For years now, our police officials and neighbors have had to wait, wait longer, then wait even longer for lab results from criminal cases.
The most recent case to impact our community is the investigation into a baby boy’s death at a local day care facility.
In September, a state investigation revealed that a care provider gave the “fussy” baby a painkiller before putting him down for a nap from which he never woke. But the criminal investigation, and final determination of the cause of death, still hangs in the balance. Did the little boy die of SIDS, a congenital defect, or was it the painkiller?
We don’t know. Why? The toxicology and other results from the baby’s autopsy are pending at one of three state labs that handle such specimens.
That’s more than three months of waiting for the day care provider, for the baby’s grieving family and for law enforcement.

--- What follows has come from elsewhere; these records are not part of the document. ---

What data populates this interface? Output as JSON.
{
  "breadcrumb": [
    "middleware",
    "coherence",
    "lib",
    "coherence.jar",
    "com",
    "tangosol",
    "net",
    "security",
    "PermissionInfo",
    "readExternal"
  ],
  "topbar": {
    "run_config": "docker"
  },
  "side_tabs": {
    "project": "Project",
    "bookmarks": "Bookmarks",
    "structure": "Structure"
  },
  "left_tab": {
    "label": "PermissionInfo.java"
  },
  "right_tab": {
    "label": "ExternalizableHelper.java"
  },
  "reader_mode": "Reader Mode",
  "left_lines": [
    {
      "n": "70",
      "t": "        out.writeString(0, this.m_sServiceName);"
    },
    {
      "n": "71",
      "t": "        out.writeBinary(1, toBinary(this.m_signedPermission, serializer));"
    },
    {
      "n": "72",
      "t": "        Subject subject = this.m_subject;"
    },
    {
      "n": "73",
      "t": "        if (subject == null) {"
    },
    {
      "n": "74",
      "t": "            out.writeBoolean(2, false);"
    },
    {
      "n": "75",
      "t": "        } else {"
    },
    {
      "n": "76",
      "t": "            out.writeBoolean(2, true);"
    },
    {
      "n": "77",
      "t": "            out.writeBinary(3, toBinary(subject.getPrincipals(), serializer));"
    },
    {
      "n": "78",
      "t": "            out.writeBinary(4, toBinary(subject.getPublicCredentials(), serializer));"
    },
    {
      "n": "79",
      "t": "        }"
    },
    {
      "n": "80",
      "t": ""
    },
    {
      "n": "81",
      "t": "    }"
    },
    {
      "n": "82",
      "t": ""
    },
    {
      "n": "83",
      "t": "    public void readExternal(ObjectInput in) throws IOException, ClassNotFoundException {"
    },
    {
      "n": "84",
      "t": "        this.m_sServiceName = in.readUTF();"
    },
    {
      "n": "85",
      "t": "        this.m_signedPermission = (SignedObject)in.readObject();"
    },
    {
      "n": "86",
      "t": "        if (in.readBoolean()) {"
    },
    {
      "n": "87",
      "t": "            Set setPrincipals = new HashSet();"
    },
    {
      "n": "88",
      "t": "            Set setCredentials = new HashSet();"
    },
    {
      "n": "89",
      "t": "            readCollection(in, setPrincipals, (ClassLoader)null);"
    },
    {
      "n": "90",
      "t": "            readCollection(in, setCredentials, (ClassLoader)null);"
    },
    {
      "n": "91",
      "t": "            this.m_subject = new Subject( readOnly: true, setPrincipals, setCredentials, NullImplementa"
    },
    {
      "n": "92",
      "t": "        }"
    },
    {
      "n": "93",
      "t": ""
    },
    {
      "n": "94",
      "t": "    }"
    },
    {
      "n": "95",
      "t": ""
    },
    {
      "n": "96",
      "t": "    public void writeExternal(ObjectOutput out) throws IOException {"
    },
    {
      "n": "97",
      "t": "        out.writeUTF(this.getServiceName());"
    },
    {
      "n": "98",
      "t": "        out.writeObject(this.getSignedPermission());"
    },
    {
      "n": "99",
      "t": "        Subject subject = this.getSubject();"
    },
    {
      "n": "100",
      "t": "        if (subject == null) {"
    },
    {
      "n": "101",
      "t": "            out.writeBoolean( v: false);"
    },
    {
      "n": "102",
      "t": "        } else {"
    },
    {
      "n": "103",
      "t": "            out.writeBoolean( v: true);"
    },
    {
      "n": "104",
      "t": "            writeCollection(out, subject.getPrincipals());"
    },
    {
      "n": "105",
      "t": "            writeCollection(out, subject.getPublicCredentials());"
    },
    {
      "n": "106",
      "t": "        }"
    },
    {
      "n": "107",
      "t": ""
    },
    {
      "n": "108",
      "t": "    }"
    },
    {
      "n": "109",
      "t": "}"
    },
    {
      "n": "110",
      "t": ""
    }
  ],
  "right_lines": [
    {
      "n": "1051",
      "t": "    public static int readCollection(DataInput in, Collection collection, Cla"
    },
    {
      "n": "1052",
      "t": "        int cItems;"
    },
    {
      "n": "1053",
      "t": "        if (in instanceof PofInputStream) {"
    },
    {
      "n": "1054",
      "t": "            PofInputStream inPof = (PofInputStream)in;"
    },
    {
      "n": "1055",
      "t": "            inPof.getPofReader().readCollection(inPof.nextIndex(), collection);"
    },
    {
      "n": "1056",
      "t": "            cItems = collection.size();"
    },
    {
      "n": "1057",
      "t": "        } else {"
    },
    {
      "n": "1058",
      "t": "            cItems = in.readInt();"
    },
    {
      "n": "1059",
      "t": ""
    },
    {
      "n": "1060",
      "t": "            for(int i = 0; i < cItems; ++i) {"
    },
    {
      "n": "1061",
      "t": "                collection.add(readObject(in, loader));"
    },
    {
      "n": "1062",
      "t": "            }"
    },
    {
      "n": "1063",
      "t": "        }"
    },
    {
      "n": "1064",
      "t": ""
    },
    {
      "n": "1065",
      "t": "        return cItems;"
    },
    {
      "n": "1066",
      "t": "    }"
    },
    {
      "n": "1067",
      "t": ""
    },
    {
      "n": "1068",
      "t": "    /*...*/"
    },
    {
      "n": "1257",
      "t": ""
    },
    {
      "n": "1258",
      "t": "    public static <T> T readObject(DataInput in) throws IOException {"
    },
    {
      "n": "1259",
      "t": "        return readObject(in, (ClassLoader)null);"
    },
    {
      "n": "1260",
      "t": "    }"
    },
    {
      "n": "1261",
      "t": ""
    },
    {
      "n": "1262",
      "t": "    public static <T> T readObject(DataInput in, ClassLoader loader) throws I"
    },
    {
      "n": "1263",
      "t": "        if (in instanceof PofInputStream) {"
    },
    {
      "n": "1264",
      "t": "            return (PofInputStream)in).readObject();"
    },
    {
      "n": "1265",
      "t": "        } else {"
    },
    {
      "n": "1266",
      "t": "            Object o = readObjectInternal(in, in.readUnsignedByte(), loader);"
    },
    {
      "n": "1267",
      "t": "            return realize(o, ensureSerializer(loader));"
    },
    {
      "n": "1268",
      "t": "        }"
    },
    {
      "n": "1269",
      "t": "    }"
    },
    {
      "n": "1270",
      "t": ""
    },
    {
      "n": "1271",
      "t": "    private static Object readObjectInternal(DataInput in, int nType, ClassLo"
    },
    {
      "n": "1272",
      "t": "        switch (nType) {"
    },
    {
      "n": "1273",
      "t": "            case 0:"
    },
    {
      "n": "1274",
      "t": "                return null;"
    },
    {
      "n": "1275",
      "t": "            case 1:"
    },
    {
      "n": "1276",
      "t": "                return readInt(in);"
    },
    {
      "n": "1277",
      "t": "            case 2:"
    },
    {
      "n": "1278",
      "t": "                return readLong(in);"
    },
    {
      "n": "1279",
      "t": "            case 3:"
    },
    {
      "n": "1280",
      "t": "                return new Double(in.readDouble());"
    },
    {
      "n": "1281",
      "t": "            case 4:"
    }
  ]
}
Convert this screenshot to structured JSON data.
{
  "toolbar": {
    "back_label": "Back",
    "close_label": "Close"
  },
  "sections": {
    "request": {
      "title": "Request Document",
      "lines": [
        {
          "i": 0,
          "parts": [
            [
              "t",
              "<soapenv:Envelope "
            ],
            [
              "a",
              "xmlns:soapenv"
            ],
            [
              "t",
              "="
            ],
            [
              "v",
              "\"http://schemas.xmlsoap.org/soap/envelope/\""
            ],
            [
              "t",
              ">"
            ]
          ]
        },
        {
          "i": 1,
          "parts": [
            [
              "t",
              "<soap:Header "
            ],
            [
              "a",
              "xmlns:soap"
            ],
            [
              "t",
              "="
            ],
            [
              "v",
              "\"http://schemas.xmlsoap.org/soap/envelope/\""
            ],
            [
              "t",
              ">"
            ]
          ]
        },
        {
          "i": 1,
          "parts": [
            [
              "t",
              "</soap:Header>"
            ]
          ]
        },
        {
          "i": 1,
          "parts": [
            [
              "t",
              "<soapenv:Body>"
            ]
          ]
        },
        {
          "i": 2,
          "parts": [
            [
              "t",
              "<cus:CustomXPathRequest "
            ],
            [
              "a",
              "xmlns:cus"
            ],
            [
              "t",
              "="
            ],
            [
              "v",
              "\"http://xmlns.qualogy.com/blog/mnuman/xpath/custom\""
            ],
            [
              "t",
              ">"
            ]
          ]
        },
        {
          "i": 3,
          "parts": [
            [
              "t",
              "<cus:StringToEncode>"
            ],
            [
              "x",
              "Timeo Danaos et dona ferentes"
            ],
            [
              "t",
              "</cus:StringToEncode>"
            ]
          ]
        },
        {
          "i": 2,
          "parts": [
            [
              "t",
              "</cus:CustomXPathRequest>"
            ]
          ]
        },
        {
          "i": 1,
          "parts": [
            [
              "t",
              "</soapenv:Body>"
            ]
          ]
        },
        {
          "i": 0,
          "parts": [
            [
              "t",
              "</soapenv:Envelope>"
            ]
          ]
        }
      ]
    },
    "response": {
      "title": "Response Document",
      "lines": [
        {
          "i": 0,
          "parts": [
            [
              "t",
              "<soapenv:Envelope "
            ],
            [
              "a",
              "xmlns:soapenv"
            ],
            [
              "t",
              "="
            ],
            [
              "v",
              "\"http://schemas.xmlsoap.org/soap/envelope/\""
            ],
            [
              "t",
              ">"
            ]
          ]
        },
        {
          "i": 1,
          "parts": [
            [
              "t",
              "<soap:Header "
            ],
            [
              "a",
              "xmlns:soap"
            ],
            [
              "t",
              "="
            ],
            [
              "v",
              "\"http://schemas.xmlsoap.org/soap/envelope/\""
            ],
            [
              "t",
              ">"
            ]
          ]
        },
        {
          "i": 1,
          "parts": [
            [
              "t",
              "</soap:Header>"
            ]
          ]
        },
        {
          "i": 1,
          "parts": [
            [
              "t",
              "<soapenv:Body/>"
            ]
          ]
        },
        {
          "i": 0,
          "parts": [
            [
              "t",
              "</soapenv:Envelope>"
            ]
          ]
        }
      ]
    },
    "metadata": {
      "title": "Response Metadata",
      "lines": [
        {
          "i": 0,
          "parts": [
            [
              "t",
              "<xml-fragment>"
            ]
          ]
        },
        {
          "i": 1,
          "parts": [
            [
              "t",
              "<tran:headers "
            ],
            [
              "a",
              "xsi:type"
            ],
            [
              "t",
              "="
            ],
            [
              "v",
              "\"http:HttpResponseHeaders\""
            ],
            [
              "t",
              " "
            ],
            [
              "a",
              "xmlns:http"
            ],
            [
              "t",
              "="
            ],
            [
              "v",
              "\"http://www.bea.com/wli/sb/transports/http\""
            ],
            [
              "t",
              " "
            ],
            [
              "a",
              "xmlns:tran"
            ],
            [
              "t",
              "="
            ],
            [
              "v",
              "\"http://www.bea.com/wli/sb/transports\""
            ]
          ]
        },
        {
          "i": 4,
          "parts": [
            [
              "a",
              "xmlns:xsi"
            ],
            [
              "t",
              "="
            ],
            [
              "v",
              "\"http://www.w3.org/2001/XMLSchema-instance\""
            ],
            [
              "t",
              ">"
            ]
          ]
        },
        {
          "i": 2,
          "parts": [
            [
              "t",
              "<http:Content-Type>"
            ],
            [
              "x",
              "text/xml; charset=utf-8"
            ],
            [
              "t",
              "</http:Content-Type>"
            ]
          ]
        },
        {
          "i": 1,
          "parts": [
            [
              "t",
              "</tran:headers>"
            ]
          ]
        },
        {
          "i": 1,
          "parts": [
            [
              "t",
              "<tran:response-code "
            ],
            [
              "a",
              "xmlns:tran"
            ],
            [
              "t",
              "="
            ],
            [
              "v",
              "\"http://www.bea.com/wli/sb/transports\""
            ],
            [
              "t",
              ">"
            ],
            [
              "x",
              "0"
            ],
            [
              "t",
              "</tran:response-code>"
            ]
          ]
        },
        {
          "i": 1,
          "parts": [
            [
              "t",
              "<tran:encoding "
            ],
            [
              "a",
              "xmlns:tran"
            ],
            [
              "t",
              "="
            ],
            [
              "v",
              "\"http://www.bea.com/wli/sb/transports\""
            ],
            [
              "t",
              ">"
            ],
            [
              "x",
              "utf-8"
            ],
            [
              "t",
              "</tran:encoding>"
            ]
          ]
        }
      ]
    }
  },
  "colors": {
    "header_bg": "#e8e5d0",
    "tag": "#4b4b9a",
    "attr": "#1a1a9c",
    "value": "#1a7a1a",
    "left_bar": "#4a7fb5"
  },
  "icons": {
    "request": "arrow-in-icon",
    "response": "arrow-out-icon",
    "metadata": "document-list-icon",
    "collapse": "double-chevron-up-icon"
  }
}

But, wait, sayeth the director of the state lab — that’s a better turnaround time than it was just a few years ago.
Whew. What a relief.
Now, instead of waiting six to nine months, results are often back in three months — or longer — depending upon the situation. And, if we’re willing to wait until 2016, there may only be a 30-day turnaround. Maybe.
This level of service is just not acceptable.
Because of this notorious backlog, some communities in Michigan are looking into the possibility of opening their own crime labs.
We urge our county officials to consider the possibility of creating its own county, or tri-county, lab that could service our needs more quickly and efficiently. Crimes would be solved more quickly, families would get more immediate answers and justice would be swifter.
While the upfront investment would be costly, that investment could pay off in time.
Grand Haven Tribune